Radar Guns and Traffic Tickerts
Ok…..here is the deal. I defend traffic citations for a living. Have for years. As a result, I have reached an “understanding” regarding violations of certain traffic laws. For example, I thought it was universally understood that if you are in your personal vehicle (NOT A CMV) the first 5 mph over the limit are free. Part of the “we will give you a little bit over the limit” position taken by most officers. Turns out, I was wrong.
Just the other day I had the privilege of getting to have a roadside conversation with an officer regarding my ALLEGED speed (in case the officer is reading this). Turns out, this officer had not gotten the memo about the “the first 5 mph are free.” In fact, when I pulled over I was asked if I knew how fast I was going and, of course, I said no (for the record that is always your answer as your response could be an admission of guilt and used against you in court). It was then that I was invited back to view the readings on the laser. Turns out the dang thang said I was allegedly speeding. Of course, I immediately started thinking of how to defend the citation and laser readings in particular. As my mind works in mysterious way, I also thought…hey this could be a good article.
Everybody knows that law enforcement has used radar guns and laser guns for 897 years to determine if a vehicle is speeding. In fact, it is still common to this day for law enforcement to use radar and laser guns to clock drivers and issue tickets. Keep in mind, that once an officer sees you break the law he has probable cause to stop you and sometimes those stops can yield a lot more than a speeding ticket. You could receive a DUI or, if you are lucky, find that you have a warrant for your arrest and that speeding ticket is just a small problem.

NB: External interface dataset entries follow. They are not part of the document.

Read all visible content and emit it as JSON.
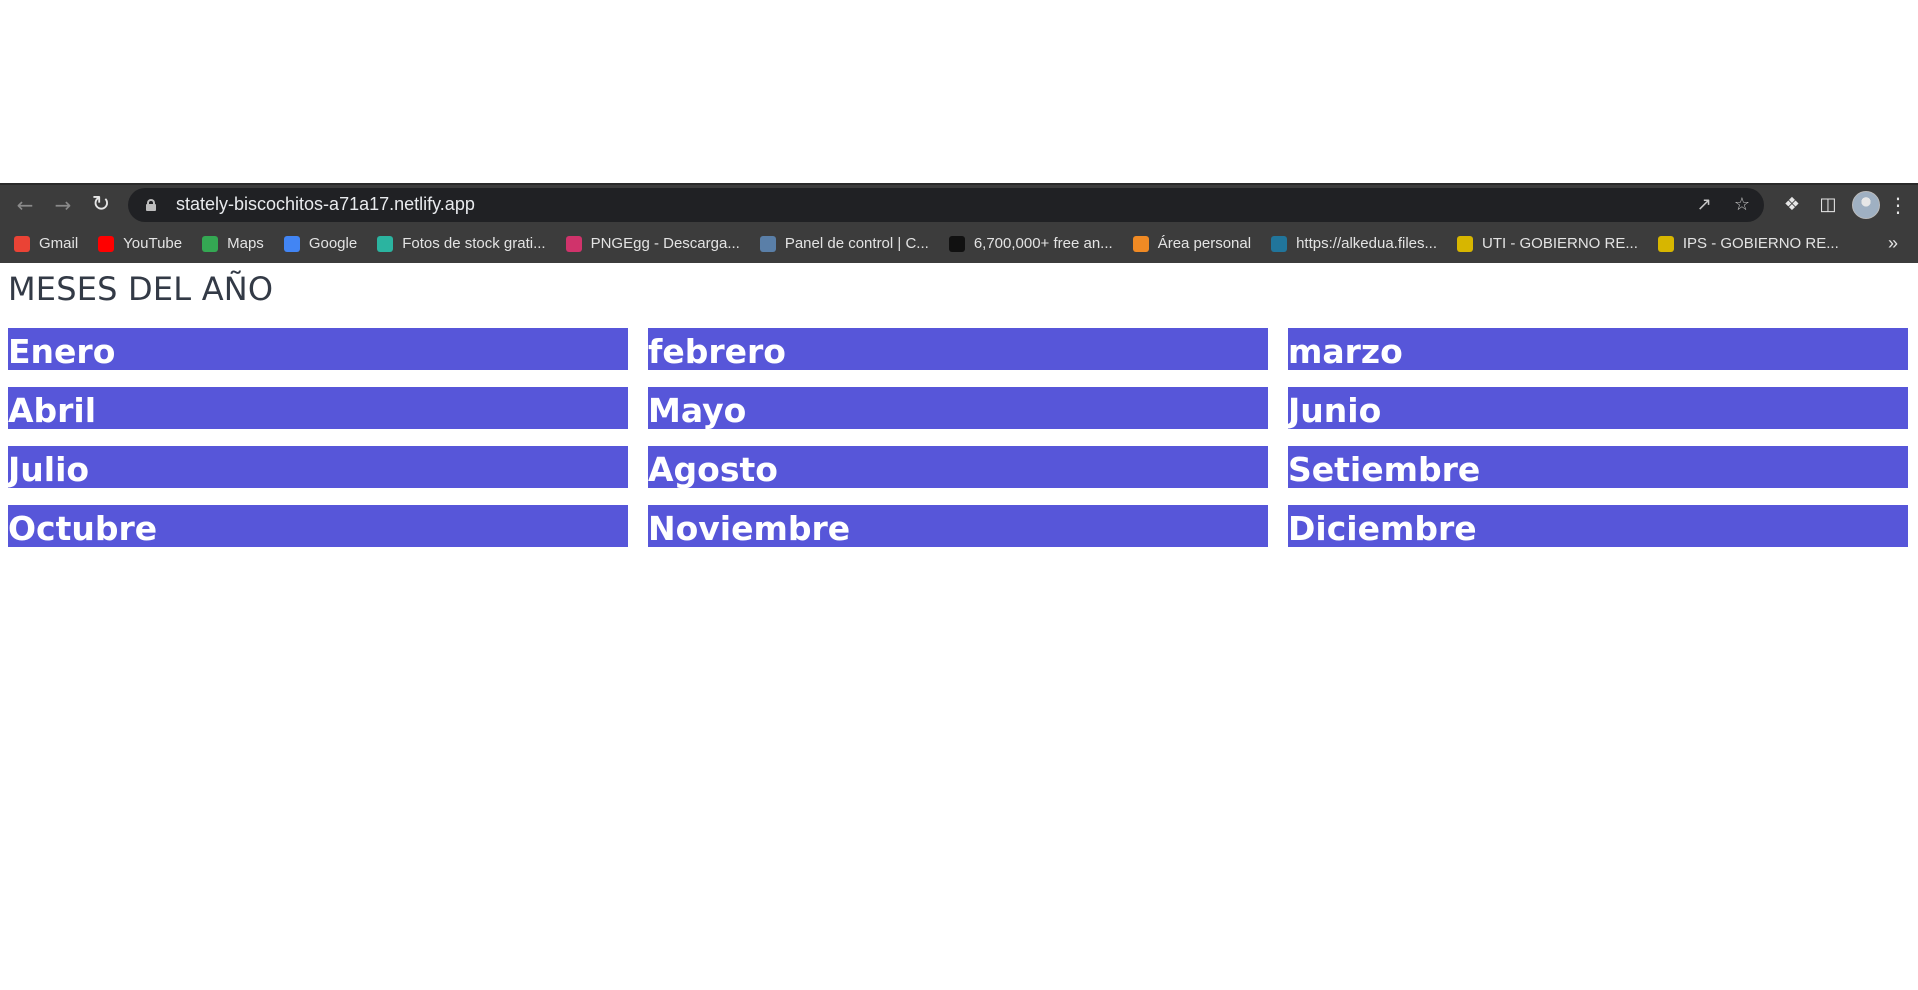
{
  "browser": {
    "url": "stately-biscochitos-a71a17.netlify.app",
    "bookmarks": [
      {
        "label": "Gmail",
        "icon": "gmail-icon",
        "color": "#ea4335"
      },
      {
        "label": "YouTube",
        "icon": "youtube-icon",
        "color": "#ff0000"
      },
      {
        "label": "Maps",
        "icon": "maps-icon",
        "color": "#34a853"
      },
      {
        "label": "Google",
        "icon": "google-icon",
        "color": "#4285f4"
      },
      {
        "label": "Fotos de stock grati...",
        "icon": "stock-photos-icon",
        "color": "#2bb4a0"
      },
      {
        "label": "PNGEgg - Descarga...",
        "icon": "pngegg-icon",
        "color": "#d0336b"
      },
      {
        "label": "Panel de control | C...",
        "icon": "panel-icon",
        "color": "#5a7fa8"
      },
      {
        "label": "6,700,000+ free an...",
        "icon": "free-icon",
        "color": "#111111"
      },
      {
        "label": "Área personal",
        "icon": "area-personal-icon",
        "color": "#f08a24"
      },
      {
        "label": "https://alkedua.files...",
        "icon": "wordpress-icon",
        "color": "#21759b"
      },
      {
        "label": "UTI - GOBIERNO RE...",
        "icon": "gobierno-icon",
        "color": "#d7b600"
      },
      {
        "label": "IPS - GOBIERNO RE...",
        "icon": "gobierno-icon-2",
        "color": "#d7b600"
      }
    ],
    "overflow": "»"
  },
  "page": {
    "title": "MESES DEL AÑO",
    "accent": "#5756d9",
    "months": [
      "Enero",
      "febrero",
      "marzo",
      "Abril",
      "Mayo",
      "Junio",
      "Julio",
      "Agosto",
      "Setiembre",
      "Octubre",
      "Noviembre",
      "Diciembre"
    ]
  }
}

If you are stopped based upon the radar or laser gun information, it is possible to challenge that stop due to the mechanical and electrical limitations in all radar or laser guns. These speed detecting guns both send and receive signals, either radar or light waves, and based upon the Doppler Effect can calculate the speed of the vehicle. Yes, these speed guns are elaborate and sensitive equipment that requires regular and competent adjustment and calibration by the user. For example, the radar gun manufacturer recommends calibration with a tuning fork BEFORE EVERY use, but states may require testing and calibration on less frequent bases such as once before the officer’s shift starts.
Officers are required to have the proper and current training on the equipment they use determine you were speeding. That means you have the opportunity to verify in court they do in fact have that training and they did the proper calibrations as required by their state or jurisdiction requirements.
When you are in court defending yourself, you should make sure you ask the officer the following questions: are you on the current police force?, how long have you been an officer?, did you use a radar or laser gun to determine I was speeding?, do you have the required training to use that device?, show me your certified certificates of training., do you calibrate and maintain that device?, show me your certified maintenance and repair logs for that device., show me you logs for calibrating that device for the 30 days prior to and including the date you issued me the speeding ticket in question today., if you did not do the maintenance on the device who did and where are the certified logs for the maintenance?, did you use any equipment to calibrate the device, if so what and can you produce it for the courts review?, how many tickets do you write each month based upon the displays from the device?, , and the list goes on.
You can ask these questions but must know what to do when you get the answers to best protect yourself from the speeding ticket. That is why I recommend that when you receive that ticket, you hire an attorney rather than try and defend it yourself.
Brad Klepper, Esq. is President of Interstate Trucker Ltd., a law firm entirely dedicated to legal defense of the nation's commercial drivers. Interstate Trucker represents truck drivers throughout the forty-eight (48) states on both moving and non-moving violations. Brad is also Executive Vice President & General Counsel of Drivers Legal Plan, which allows member drivers access to his firm’s services at greatly discounted rates. Brad spent almost a decade with the largest law firm in Oklahoma where his practice included extensive experience in transactional law, business defense litigation, and intellectual property. In addition, Brad is a licensed architect and serves as General Counsel to the Oklahoma Board of Architects, Landscape Architects and Interior Designers. Brad has dedicated much of his time to DataQs challenges, which are challenges posed to the FMCSA for CSA incidents, to examine data and reports filed by law enforcement.
800-333-DRIVE (3748) or www.interstatetrucker.com